Have you ever dreamed of a stress-free life? In this stress-free life there is no one to tell you what do do, how to do it, or when it must be done. You are master of your universe and get to do whatever you want to do whenever you want to do it. This dream becomes most desirable when your boss or someone else with authority puts the pressure on you to perform or face the consequences. Those consequences may include being fired or getting an F in a class. This dream of a stress-free life is very seductive because it tempts you to believe that you can somehow escape the responsibilities of adulthood. Adulthood requires you to be responsible and to fulfill the requests of other people.
My operating assumption is that stress is the normal default condition of life.
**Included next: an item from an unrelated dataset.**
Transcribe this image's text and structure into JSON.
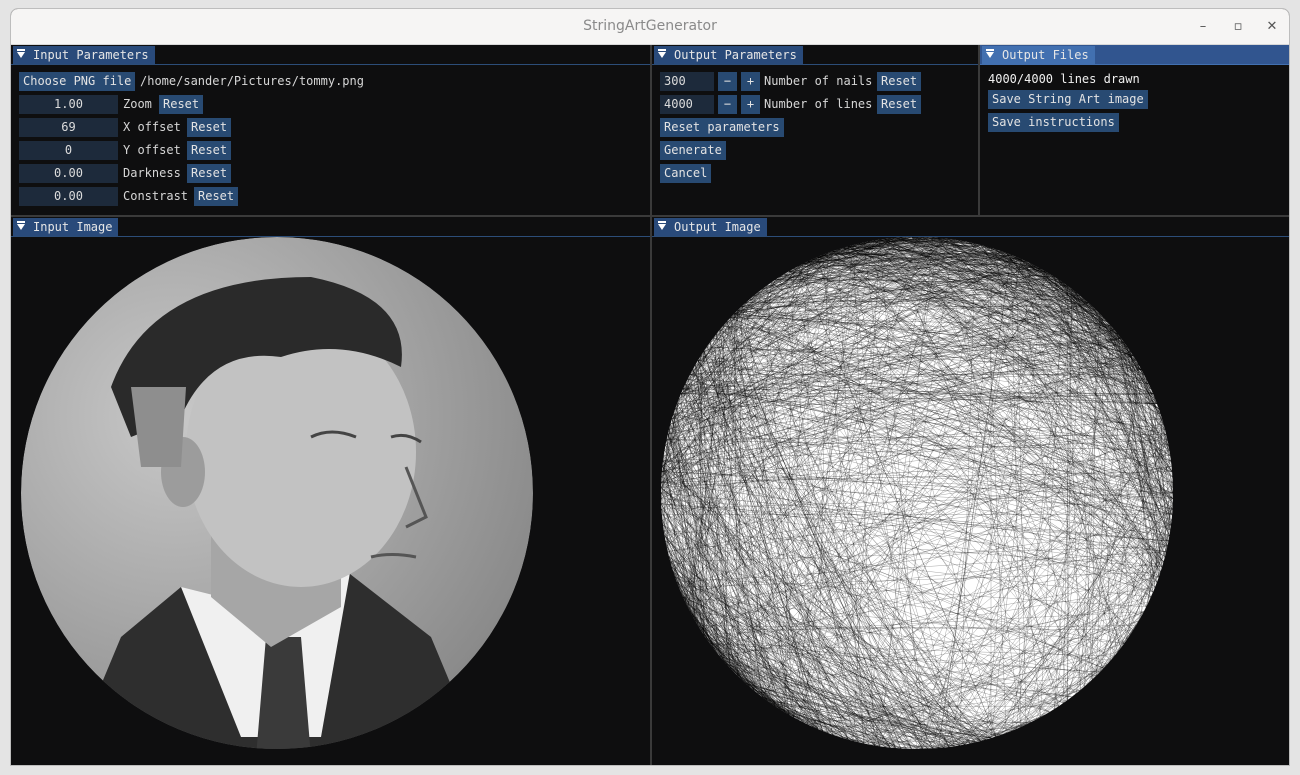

Consider this:
Life is difficult. This is a great truth, one of the greatest truths. It is a great truth because once we truly see this truth, we transcend it. Once we truly know that life is difficult – once we truly understand and accept it – then life is no longer difficult. Because once it is accepted, the fact that life is difficult no longer matters. The Road Less Traveled, Timeless Edition: A New Psychology of Love, Traditional Values and Spiritual Growth by M. Scott Peck
This dream of a stress-free life can take many forms. One example is a young man I know whose dream is to move into a modest cabin on a ranch and to live off the land. This is an idealized vision of leisure that is not based in reality. Anyone who has grown up on a farm or ranch can destroy this myth quickly. The realities of that kind of life intrude upon the idealized dream. Before I detail some of these realities, I must say that living on a ranch in a cabin and living off the land is a perfectly fine ambition. If that is what you want to do, you can do it. I am just pointing out the reality that it will be full of responsibility. Life always is. To live on a ranch or farm is to trade your current stresses for a new set. This is true because, as Peck says above, life is difficult. This is the default human condition.
My grandparents lived on a farm, and I have recordings of them discussing the hardships they faced. Among the difficulties of life on the farm are:
- Food. You still have to eat. Perhaps you will hunt your food, fish for your food, or grow your food. All of these require work, and there are deadlines built in.
- Money. Just because you live on a ranch does not mean you need no cash. You will need to buy equipment, seeds, tools, clothes, gasoline, and any food you cannot catch, hunt, or grow. You will have to pay for your electricity and heating gas or oil. You will have to pay for water or at least drill a well and maintain your pump operation. Also, the government will still require you to pay property taxes on any land you own. Any buildings you own must be maintained and repaired. This all requires money.
- Natural deadlines. Careful attention has to be paid to the seasons. No boss may tell you when to plant the corn, but if you do not do it at the right time you will not be pleased with the result. Once the corn is grown you must harvest it in a narrow window. That sounds like a deadline to me. In addition, the animals must be fed, and the cows must be milked. Those fish are neither catching themselves nor cleaning themselves once caught. The deer are not shooting themselves nor dressing and processing themselves.
- Natural challenges. Farmers and ranchers face lack of rain (drought), too much rain (flood), hail, high winds, insects, and weeds, just to name a few challenges.
If you really turn the clock back and envision a time when nomadic hunter-gatherers lived a care-free life, you would find that their lives were not actually care-free at all. If your own well-being is dependent on successfully hunting wild game, your own hunger becomes the stress in your life. If you do not leave the cave or the tee-pee you will starve regardless of whether or not you have “Leave Cave” in your day planner.
Given that there is no such thing as a stress-free life, part of becoming an adult is accepting this fact and crafting a Forward Story that embraces this reality. Avoiding stress is not a realistic strategy. I encourage you to embrace the idea that stress and responsibility are inherent in life. With this baseline realization you can then get around to a future worth living. The Myth of the Stress-Free Life is one end of the spectrum. In our next article we will explore the dangers of too much stress.